| Exercise brief |
Repeat each record exactly. Any picture gets left out.

......

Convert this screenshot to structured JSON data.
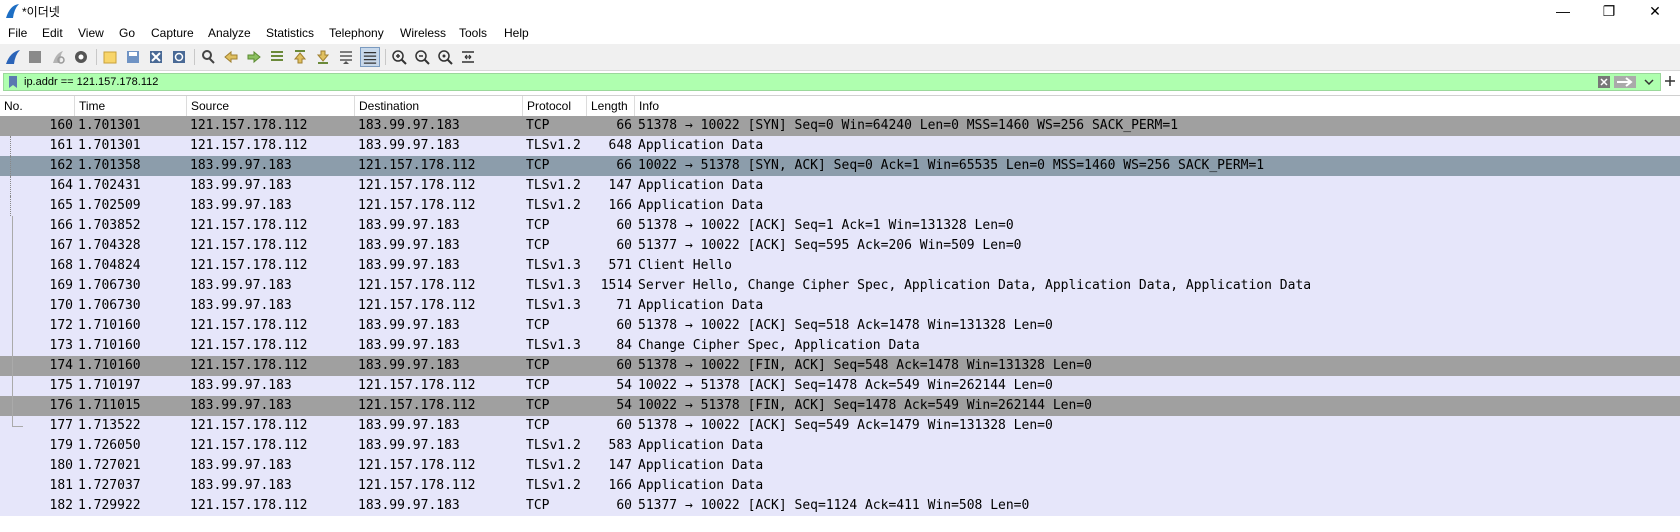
{
  "window": {
    "title": "*이더넷",
    "minimize_glyph": "—",
    "maximize_glyph": "❐",
    "close_glyph": "✕"
  },
  "menu": [
    "File",
    "Edit",
    "View",
    "Go",
    "Capture",
    "Analyze",
    "Statistics",
    "Telephony",
    "Wireless",
    "Tools",
    "Help"
  ],
  "toolbar": {
    "icons": [
      "shark-fin-start-icon",
      "stop-icon",
      "restart-icon",
      "capture-options-icon",
      "open-file-icon",
      "save-file-icon",
      "close-file-icon",
      "reload-icon",
      "find-packet-icon",
      "go-back-icon",
      "go-forward-icon",
      "go-to-packet-icon",
      "go-first-icon",
      "go-last-icon",
      "autoscroll-icon",
      "colorize-icon",
      "zoom-in-icon",
      "zoom-out-icon",
      "normal-size-icon",
      "resize-columns-icon"
    ]
  },
  "filter": {
    "value": "ip.addr == 121.157.178.112",
    "bg_color": "#afffaf"
  },
  "columns": {
    "no": "No.",
    "time": "Time",
    "source": "Source",
    "destination": "Destination",
    "protocol": "Protocol",
    "length": "Length",
    "info": "Info"
  },
  "colors": {
    "row_default": "#e6e6fa",
    "row_dark": "#a0a0a0",
    "row_selected": "#8c9dab"
  },
  "packets": [
    {
      "no": "160",
      "time": "1.701301",
      "src": "121.157.178.112",
      "dst": "183.99.97.183",
      "proto": "TCP",
      "len": "66",
      "info": "51378 → 10022 [SYN] Seq=0 Win=64240 Len=0 MSS=1460 WS=256 SACK_PERM=1",
      "style": "dark"
    },
    {
      "no": "161",
      "time": "1.701301",
      "src": "121.157.178.112",
      "dst": "183.99.97.183",
      "proto": "TLSv1.2",
      "len": "648",
      "info": "Application Data",
      "style": "normal"
    },
    {
      "no": "162",
      "time": "1.701358",
      "src": "183.99.97.183",
      "dst": "121.157.178.112",
      "proto": "TCP",
      "len": "66",
      "info": "10022 → 51378 [SYN, ACK] Seq=0 Ack=1 Win=65535 Len=0 MSS=1460 WS=256 SACK_PERM=1",
      "style": "sel"
    },
    {
      "no": "164",
      "time": "1.702431",
      "src": "183.99.97.183",
      "dst": "121.157.178.112",
      "proto": "TLSv1.2",
      "len": "147",
      "info": "Application Data",
      "style": "normal"
    },
    {
      "no": "165",
      "time": "1.702509",
      "src": "183.99.97.183",
      "dst": "121.157.178.112",
      "proto": "TLSv1.2",
      "len": "166",
      "info": "Application Data",
      "style": "normal"
    },
    {
      "no": "166",
      "time": "1.703852",
      "src": "121.157.178.112",
      "dst": "183.99.97.183",
      "proto": "TCP",
      "len": "60",
      "info": "51378 → 10022 [ACK] Seq=1 Ack=1 Win=131328 Len=0",
      "style": "normal"
    },
    {
      "no": "167",
      "time": "1.704328",
      "src": "121.157.178.112",
      "dst": "183.99.97.183",
      "proto": "TCP",
      "len": "60",
      "info": "51377 → 10022 [ACK] Seq=595 Ack=206 Win=509 Len=0",
      "style": "normal"
    },
    {
      "no": "168",
      "time": "1.704824",
      "src": "121.157.178.112",
      "dst": "183.99.97.183",
      "proto": "TLSv1.3",
      "len": "571",
      "info": "Client Hello",
      "style": "normal"
    },
    {
      "no": "169",
      "time": "1.706730",
      "src": "183.99.97.183",
      "dst": "121.157.178.112",
      "proto": "TLSv1.3",
      "len": "1514",
      "info": "Server Hello, Change Cipher Spec, Application Data, Application Data, Application Data",
      "style": "normal"
    },
    {
      "no": "170",
      "time": "1.706730",
      "src": "183.99.97.183",
      "dst": "121.157.178.112",
      "proto": "TLSv1.3",
      "len": "71",
      "info": "Application Data",
      "style": "normal"
    },
    {
      "no": "172",
      "time": "1.710160",
      "src": "121.157.178.112",
      "dst": "183.99.97.183",
      "proto": "TCP",
      "len": "60",
      "info": "51378 → 10022 [ACK] Seq=518 Ack=1478 Win=131328 Len=0",
      "style": "normal"
    },
    {
      "no": "173",
      "time": "1.710160",
      "src": "121.157.178.112",
      "dst": "183.99.97.183",
      "proto": "TLSv1.3",
      "len": "84",
      "info": "Change Cipher Spec, Application Data",
      "style": "normal"
    },
    {
      "no": "174",
      "time": "1.710160",
      "src": "121.157.178.112",
      "dst": "183.99.97.183",
      "proto": "TCP",
      "len": "60",
      "info": "51378 → 10022 [FIN, ACK] Seq=548 Ack=1478 Win=131328 Len=0",
      "style": "dark"
    },
    {
      "no": "175",
      "time": "1.710197",
      "src": "183.99.97.183",
      "dst": "121.157.178.112",
      "proto": "TCP",
      "len": "54",
      "info": "10022 → 51378 [ACK] Seq=1478 Ack=549 Win=262144 Len=0",
      "style": "normal"
    },
    {
      "no": "176",
      "time": "1.711015",
      "src": "183.99.97.183",
      "dst": "121.157.178.112",
      "proto": "TCP",
      "len": "54",
      "info": "10022 → 51378 [FIN, ACK] Seq=1478 Ack=549 Win=262144 Len=0",
      "style": "dark"
    },
    {
      "no": "177",
      "time": "1.713522",
      "src": "121.157.178.112",
      "dst": "183.99.97.183",
      "proto": "TCP",
      "len": "60",
      "info": "51378 → 10022 [ACK] Seq=549 Ack=1479 Win=131328 Len=0",
      "style": "normal"
    },
    {
      "no": "179",
      "time": "1.726050",
      "src": "121.157.178.112",
      "dst": "183.99.97.183",
      "proto": "TLSv1.2",
      "len": "583",
      "info": "Application Data",
      "style": "normal"
    },
    {
      "no": "180",
      "time": "1.727021",
      "src": "183.99.97.183",
      "dst": "121.157.178.112",
      "proto": "TLSv1.2",
      "len": "147",
      "info": "Application Data",
      "style": "normal"
    },
    {
      "no": "181",
      "time": "1.727037",
      "src": "183.99.97.183",
      "dst": "121.157.178.112",
      "proto": "TLSv1.2",
      "len": "166",
      "info": "Application Data",
      "style": "normal"
    },
    {
      "no": "182",
      "time": "1.729922",
      "src": "121.157.178.112",
      "dst": "183.99.97.183",
      "proto": "TCP",
      "len": "60",
      "info": "51377 → 10022 [ACK] Seq=1124 Ack=411 Win=508 Len=0",
      "style": "normal"
    }
  ]
}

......

| Response |
Convert this screenshot to structured JSON data.
{
  "window": {
    "title": "*이더넷",
    "minimize_glyph": "—",
    "maximize_glyph": "❐",
    "close_glyph": "✕"
  },
  "menu": [
    "File",
    "Edit",
    "View",
    "Go",
    "Capture",
    "Analyze",
    "Statistics",
    "Telephony",
    "Wireless",
    "Tools",
    "Help"
  ],
  "toolbar": {
    "icons": [
      "shark-fin-start-icon",
      "stop-icon",
      "restart-icon",
      "capture-options-icon",
      "open-file-icon",
      "save-file-icon",
      "close-file-icon",
      "reload-icon",
      "find-packet-icon",
      "go-back-icon",
      "go-forward-icon",
      "go-to-packet-icon",
      "go-first-icon",
      "go-last-icon",
      "autoscroll-icon",
      "colorize-icon",
      "zoom-in-icon",
      "zoom-out-icon",
      "normal-size-icon",
      "resize-columns-icon"
    ]
  },
  "filter": {
    "value": "ip.addr == 121.157.178.112",
    "bg_color": "#afffaf"
  },
  "columns": {
    "no": "No.",
    "time": "Time",
    "source": "Source",
    "destination": "Destination",
    "protocol": "Protocol",
    "length": "Length",
    "info": "Info"
  },
  "colors": {
    "row_default": "#e6e6fa",
    "row_dark": "#a0a0a0",
    "row_selected": "#8c9dab"
  },
  "packets": [
    {
      "no": "160",
      "time": "1.701301",
      "src": "121.157.178.112",
      "dst": "183.99.97.183",
      "proto": "TCP",
      "len": "66",
      "info": "51378 → 10022 [SYN] Seq=0 Win=64240 Len=0 MSS=1460 WS=256 SACK_PERM=1",
      "style": "dark"
    },
    {
      "no": "161",
      "time": "1.701301",
      "src": "121.157.178.112",
      "dst": "183.99.97.183",
      "proto": "TLSv1.2",
      "len": "648",
      "info": "Application Data",
      "style": "normal"
    },
    {
      "no": "162",
      "time": "1.701358",
      "src": "183.99.97.183",
      "dst": "121.157.178.112",
      "proto": "TCP",
      "len": "66",
      "info": "10022 → 51378 [SYN, ACK] Seq=0 Ack=1 Win=65535 Len=0 MSS=1460 WS=256 SACK_PERM=1",
      "style": "sel"
    },
    {
      "no": "164",
      "time": "1.702431",
      "src": "183.99.97.183",
      "dst": "121.157.178.112",
      "proto": "TLSv1.2",
      "len": "147",
      "info": "Application Data",
      "style": "normal"
    },
    {
      "no": "165",
      "time": "1.702509",
      "src": "183.99.97.183",
      "dst": "121.157.178.112",
      "proto": "TLSv1.2",
      "len": "166",
      "info": "Application Data",
      "style": "normal"
    },
    {
      "no": "166",
      "time": "1.703852",
      "src": "121.157.178.112",
      "dst": "183.99.97.183",
      "proto": "TCP",
      "len": "60",
      "info": "51378 → 10022 [ACK] Seq=1 Ack=1 Win=131328 Len=0",
      "style": "normal"
    },
    {
      "no": "167",
      "time": "1.704328",
      "src": "121.157.178.112",
      "dst": "183.99.97.183",
      "proto": "TCP",
      "len": "60",
      "info": "51377 → 10022 [ACK] Seq=595 Ack=206 Win=509 Len=0",
      "style": "normal"
    },
    {
      "no": "168",
      "time": "1.704824",
      "src": "121.157.178.112",
      "dst": "183.99.97.183",
      "proto": "TLSv1.3",
      "len": "571",
      "info": "Client Hello",
      "style": "normal"
    },
    {
      "no": "169",
      "time": "1.706730",
      "src": "183.99.97.183",
      "dst": "121.157.178.112",
      "proto": "TLSv1.3",
      "len": "1514",
      "info": "Server Hello, Change Cipher Spec, Application Data, Application Data, Application Data",
      "style": "normal"
    },
    {
      "no": "170",
      "time": "1.706730",
      "src": "183.99.97.183",
      "dst": "121.157.178.112",
      "proto": "TLSv1.3",
      "len": "71",
      "info": "Application Data",
      "style": "normal"
    },
    {
      "no": "172",
      "time": "1.710160",
      "src": "121.157.178.112",
      "dst": "183.99.97.183",
      "proto": "TCP",
      "len": "60",
      "info": "51378 → 10022 [ACK] Seq=518 Ack=1478 Win=131328 Len=0",
      "style": "normal"
    },
    {
      "no": "173",
      "time": "1.710160",
      "src": "121.157.178.112",
      "dst": "183.99.97.183",
      "proto": "TLSv1.3",
      "len": "84",
      "info": "Change Cipher Spec, Application Data",
      "style": "normal"
    },
    {
      "no": "174",
      "time": "1.710160",
      "src": "121.157.178.112",
      "dst": "183.99.97.183",
      "proto": "TCP",
      "len": "60",
      "info": "51378 → 10022 [FIN, ACK] Seq=548 Ack=1478 Win=131328 Len=0",
      "style": "dark"
    },
    {
      "no": "175",
      "time": "1.710197",
      "src": "183.99.97.183",
      "dst": "121.157.178.112",
      "proto": "TCP",
      "len": "54",
      "info": "10022 → 51378 [ACK] Seq=1478 Ack=549 Win=262144 Len=0",
      "style": "normal"
    },
    {
      "no": "176",
      "time": "1.711015",
      "src": "183.99.97.183",
      "dst": "121.157.178.112",
      "proto": "TCP",
      "len": "54",
      "info": "10022 → 51378 [FIN, ACK] Seq=1478 Ack=549 Win=262144 Len=0",
      "style": "dark"
    },
    {
      "no": "177",
      "time": "1.713522",
      "src": "121.157.178.112",
      "dst": "183.99.97.183",
      "proto": "TCP",
      "len": "60",
      "info": "51378 → 10022 [ACK] Seq=549 Ack=1479 Win=131328 Len=0",
      "style": "normal"
    },
    {
      "no": "179",
      "time": "1.726050",
      "src": "121.157.178.112",
      "dst": "183.99.97.183",
      "proto": "TLSv1.2",
      "len": "583",
      "info": "Application Data",
      "style": "normal"
    },
    {
      "no": "180",
      "time": "1.727021",
      "src": "183.99.97.183",
      "dst": "121.157.178.112",
      "proto": "TLSv1.2",
      "len": "147",
      "info": "Application Data",
      "style": "normal"
    },
    {
      "no": "181",
      "time": "1.727037",
      "src": "183.99.97.183",
      "dst": "121.157.178.112",
      "proto": "TLSv1.2",
      "len": "166",
      "info": "Application Data",
      "style": "normal"
    },
    {
      "no": "182",
      "time": "1.729922",
      "src": "121.157.178.112",
      "dst": "183.99.97.183",
      "proto": "TCP",
      "len": "60",
      "info": "51377 → 10022 [ACK] Seq=1124 Ack=411 Win=508 Len=0",
      "style": "normal"
    }
  ]
}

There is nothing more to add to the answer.